The Tenant Farmers Association (TFA) has outlined four key priorities for the next Westminster government to support and strengthen the resilience of the tenanted agricultural sector.

TFA national chair, Robert Martin, emphasised the significance of a policy reset during a General Election and the opportunity to gauge candidates’ commitment to farming issues.

“In listening to the views of the TFA membership, we have identified four key areas of concern,” he said.

These areas include:

  • Implementing recommendations from the Rock Review into agricultural tenancies;
  • Ensuring fairness in food and agricultural supply chains;
  • Enhancing agricultural exports post-Brexit while reducing unnecessary regulation;
  • Balancing food, environmental, and energy security.

The Rock Review’s recommendations provide a comprehensive policy template for the next government, according to Martin.

This includes designing new government schemes, legislative changes, taxation adjustments, and improved dispute handling mechanisms.

A need for further progress

Martin noted the establishment of the Tenant Farming Commissioner as a positive step but highlighted the need for further progress, particularly in Agricultural Property Relief to encourage longer tenancies.

He also called for fair market returns for tenant farmers and growers.

“Farmers and growers are not subsidy junkies. There is enough evidence to show market failure in food supply chains in this country,” he said.

“There is enough evidence to show that there is market failure in food supply chains in this country and we need a government that is committed to ensuring that those market failures are addressed.

“Up to now, we have been tinkering around the edges. A more fundamental regulatory approach, focusing on an expanded role for the Groceries Code Adjudicator is needed.”

‘We need a bold government’

Martin said ‘”scant use” has been made of post-Brexit freedoms so far, including using them to enhance the country’s trading position as an exporting country and in removing “unnecessary regulations”.

“So far, we have only scratched the surface of the benefits that could be achieved from taking full control of the levers that influence our trade, policy and domestic legislation,” he said.

“We need a bold government willing to set aside old EU playbooks, that seem to dog much of the Whitehall approach, to achieve much, much more.”

Lastly, Martin criticised policies that prioritise non-agricultural land use, such as tree planting, rewilding, and solar energy.

He emphasised the need for a balanced approach that recognises the dual role of farmers in producing high-quality food and delivering environmental benefits, including carbon sequestration.

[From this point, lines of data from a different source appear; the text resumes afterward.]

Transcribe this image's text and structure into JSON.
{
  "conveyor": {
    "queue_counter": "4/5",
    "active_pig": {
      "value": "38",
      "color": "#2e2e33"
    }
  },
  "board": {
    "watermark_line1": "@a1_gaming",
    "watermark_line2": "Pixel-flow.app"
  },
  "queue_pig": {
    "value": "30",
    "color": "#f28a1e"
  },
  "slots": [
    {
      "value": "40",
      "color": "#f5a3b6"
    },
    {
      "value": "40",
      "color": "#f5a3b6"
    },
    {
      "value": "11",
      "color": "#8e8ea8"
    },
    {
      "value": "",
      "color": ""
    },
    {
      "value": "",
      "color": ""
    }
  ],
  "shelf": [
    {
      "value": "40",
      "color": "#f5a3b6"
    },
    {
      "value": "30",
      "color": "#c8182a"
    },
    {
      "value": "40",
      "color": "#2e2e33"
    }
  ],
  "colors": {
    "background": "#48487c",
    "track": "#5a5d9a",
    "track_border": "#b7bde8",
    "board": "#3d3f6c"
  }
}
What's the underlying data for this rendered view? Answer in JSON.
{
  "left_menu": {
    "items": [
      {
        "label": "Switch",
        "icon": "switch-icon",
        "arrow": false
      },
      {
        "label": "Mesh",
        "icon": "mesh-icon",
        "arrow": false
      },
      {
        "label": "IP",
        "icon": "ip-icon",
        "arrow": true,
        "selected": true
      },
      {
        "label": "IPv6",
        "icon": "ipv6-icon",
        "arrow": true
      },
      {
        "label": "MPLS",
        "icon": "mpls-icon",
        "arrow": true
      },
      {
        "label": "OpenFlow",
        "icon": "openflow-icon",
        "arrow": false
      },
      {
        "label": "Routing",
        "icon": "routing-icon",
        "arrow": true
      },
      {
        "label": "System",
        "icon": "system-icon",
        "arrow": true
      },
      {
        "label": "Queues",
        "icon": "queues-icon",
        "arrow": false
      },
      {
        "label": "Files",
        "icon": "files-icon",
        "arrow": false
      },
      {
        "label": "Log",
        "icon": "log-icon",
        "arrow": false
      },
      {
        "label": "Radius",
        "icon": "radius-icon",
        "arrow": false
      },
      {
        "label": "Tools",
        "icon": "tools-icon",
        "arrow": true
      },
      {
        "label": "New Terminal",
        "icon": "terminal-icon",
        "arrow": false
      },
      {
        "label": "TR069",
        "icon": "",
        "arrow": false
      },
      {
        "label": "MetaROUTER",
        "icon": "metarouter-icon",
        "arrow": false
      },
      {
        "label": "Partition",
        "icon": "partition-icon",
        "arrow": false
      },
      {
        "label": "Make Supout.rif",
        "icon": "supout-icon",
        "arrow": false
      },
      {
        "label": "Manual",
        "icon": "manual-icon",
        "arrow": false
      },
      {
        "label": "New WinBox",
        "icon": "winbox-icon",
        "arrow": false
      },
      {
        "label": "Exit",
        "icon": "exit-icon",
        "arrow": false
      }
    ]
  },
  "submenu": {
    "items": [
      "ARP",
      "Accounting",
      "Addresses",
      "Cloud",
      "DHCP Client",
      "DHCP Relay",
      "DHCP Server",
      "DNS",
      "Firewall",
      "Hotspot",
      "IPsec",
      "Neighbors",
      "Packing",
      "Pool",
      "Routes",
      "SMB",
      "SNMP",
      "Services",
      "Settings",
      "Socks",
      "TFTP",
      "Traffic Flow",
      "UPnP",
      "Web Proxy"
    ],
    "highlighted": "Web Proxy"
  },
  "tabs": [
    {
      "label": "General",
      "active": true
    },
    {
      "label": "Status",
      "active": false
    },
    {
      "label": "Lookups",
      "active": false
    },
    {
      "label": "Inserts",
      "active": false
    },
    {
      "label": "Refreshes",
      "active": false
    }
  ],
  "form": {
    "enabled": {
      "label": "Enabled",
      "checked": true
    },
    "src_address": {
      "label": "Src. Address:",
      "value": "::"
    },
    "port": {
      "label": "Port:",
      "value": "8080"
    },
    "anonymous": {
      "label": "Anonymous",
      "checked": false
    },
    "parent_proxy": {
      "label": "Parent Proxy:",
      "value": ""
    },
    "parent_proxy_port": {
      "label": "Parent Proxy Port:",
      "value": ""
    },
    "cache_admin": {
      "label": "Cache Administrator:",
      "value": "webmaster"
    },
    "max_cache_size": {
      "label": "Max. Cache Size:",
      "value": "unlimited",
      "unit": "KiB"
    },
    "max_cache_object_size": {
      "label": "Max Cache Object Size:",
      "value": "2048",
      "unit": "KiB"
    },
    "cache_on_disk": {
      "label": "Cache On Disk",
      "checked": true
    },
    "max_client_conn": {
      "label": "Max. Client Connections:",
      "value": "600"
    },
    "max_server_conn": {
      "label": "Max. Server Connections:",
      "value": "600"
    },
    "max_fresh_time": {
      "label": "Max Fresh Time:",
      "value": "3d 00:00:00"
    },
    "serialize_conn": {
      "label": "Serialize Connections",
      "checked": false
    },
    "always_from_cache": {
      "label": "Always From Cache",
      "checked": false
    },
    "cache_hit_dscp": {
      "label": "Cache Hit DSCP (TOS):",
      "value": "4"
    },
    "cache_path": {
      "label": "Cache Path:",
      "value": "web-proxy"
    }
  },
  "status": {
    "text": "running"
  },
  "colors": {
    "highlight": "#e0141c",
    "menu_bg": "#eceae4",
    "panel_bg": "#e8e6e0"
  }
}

“We have seen too much emphasis on taking land out of agricultural production for tree planting, rewilding, solar energy, biodiversity net gain and schemes to achieve nutrient neutrality for housebuilders,” he said.

“Farmers and growers have a unique ability to deliver high quality food and significant benefits for the environment, including the sequestration and storage of vast amounts of carbon.”